Dis*dain" (?; 277), n. [OE.
desdain, disdein, OF. desdein, desdaing,
F. dédain, fr. the verb. See Disdain, v.
t.] 1. A feeling of contempt and
aversion; the regarding anything as unworthy of or beneath one;
How my soul is moved with just
Often implying an idea of haughtiness.
Disdain and scorn ride sparkling in her
2. That which is worthy to be disdained or
regarded with contempt and aversion. [Obs.]
Most loathsome, filthy, foul, and full of vile
3. The state of being despised; shame.
Syn. -- Haughtiness; scorn; contempt; arrogance; pride.
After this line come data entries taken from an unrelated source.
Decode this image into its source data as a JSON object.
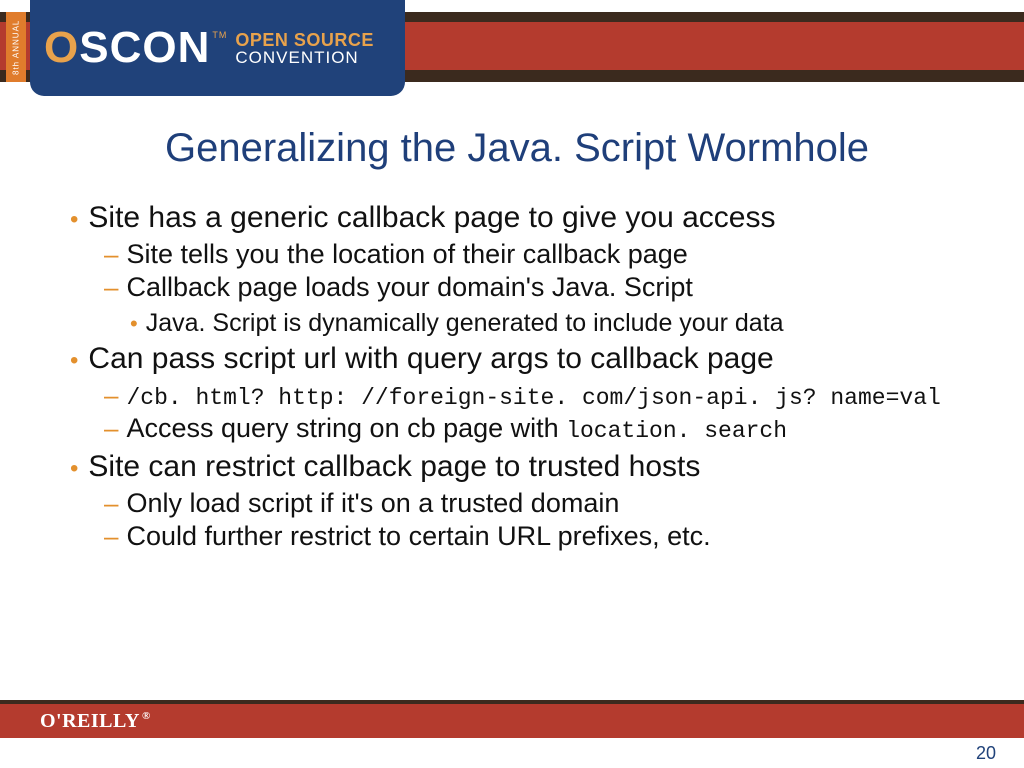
{
  "header": {
    "annual": "8th ANNUAL",
    "logo_word": "OSCON",
    "tm": "TM",
    "line1": "OPEN SOURCE",
    "line2": "CONVENTION"
  },
  "title": "Generalizing the Java. Script Wormhole",
  "bullets": [
    {
      "text": "Site has a generic callback page to give you access",
      "sub": [
        {
          "text": "Site tells you the location of their callback page"
        },
        {
          "text": "Callback page loads your domain's Java. Script",
          "sub": [
            {
              "text": "Java. Script is dynamically generated to include your data"
            }
          ]
        }
      ]
    },
    {
      "text": "Can pass script url with query args to callback page",
      "sub": [
        {
          "mono": true,
          "text": "/cb. html? http: //foreign-site. com/json-api. js? name=val"
        },
        {
          "text_pre": "Access query string on cb page with ",
          "text_mono": "location. search"
        }
      ]
    },
    {
      "text": "Site can restrict callback page to trusted hosts",
      "sub": [
        {
          "text": "Only load script if it's on a trusted domain"
        },
        {
          "text": "Could further restrict to certain URL prefixes, etc."
        }
      ]
    }
  ],
  "footer": {
    "brand": "O'REILLY",
    "reg": "®",
    "page": "20"
  }
}
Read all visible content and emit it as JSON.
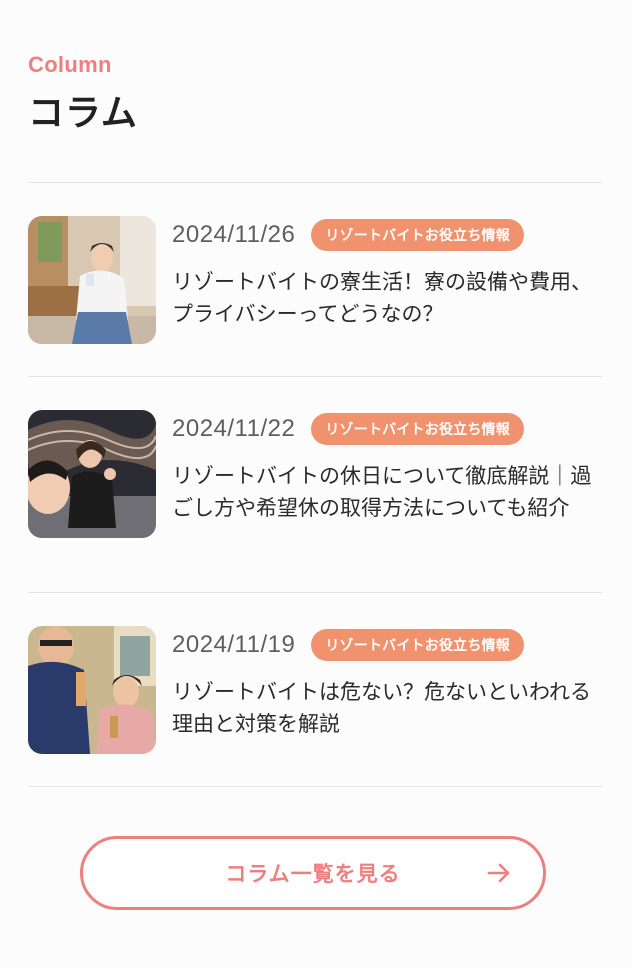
{
  "section": {
    "eyebrow": "Column",
    "title": "コラム"
  },
  "articles": [
    {
      "date": "2024/11/26",
      "category": "リゾートバイトお役立ち情報",
      "title": "リゾートバイトの寮生活！寮の設備や費用、プライバシーってどうなの？"
    },
    {
      "date": "2024/11/22",
      "category": "リゾートバイトお役立ち情報",
      "title": "リゾートバイトの休日について徹底解説｜過ごし方や希望休の取得方法についても紹介"
    },
    {
      "date": "2024/11/19",
      "category": "リゾートバイトお役立ち情報",
      "title": "リゾートバイトは危ない？危ないといわれる理由と対策を解説"
    }
  ],
  "more_button": {
    "label": "コラム一覧を見る",
    "icon": "arrow-right-icon"
  },
  "colors": {
    "accent": "#ee7f7f",
    "badge": "#f0926e"
  }
}
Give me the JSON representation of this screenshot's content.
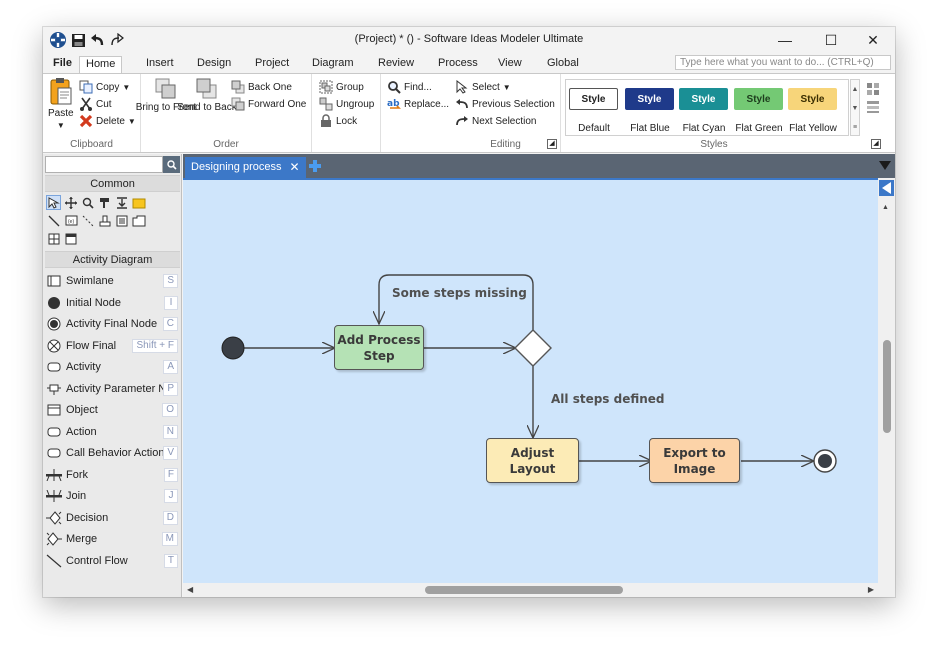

See
Dis*dain" (?; 277), v. t. [imp.
& p. p. Disdained (?); p. pr. & vb.
n. Disdaining.] [OE. disdainen,
desdainen, OF. desdeigner, desdaigner, F.
dédaigner; des- (L. dis-) +
daigner to deign, fr. L. dignari to deem worthy. See
Deign.] 1. To think unworthy; to deem
unsuitable or unbecoming; as, to disdain to do a mean
Disdaining . . . that any should bear the armor
of the best knight living. Sir P. Sidney.
2. To reject as unworthy of one's self, or as
not deserving one's notice; to look with scorn upon; to scorn, as
base acts, character, etc.
When the Philistine . . . saw David, he
disdained him; for he was but a youth. 1 Sam.
'T is great, 't is manly to disdain
Syn. -- To contemn; despise; scorn. See Contemn.
Dis*dain", v. i. To be filled with
scorn; to feel contemptuous anger; to be haughty.
And when the chief priests and scribes saw the marvels
that he did . . . they disdained. Genevan
Testament (Matt. xxi. 15).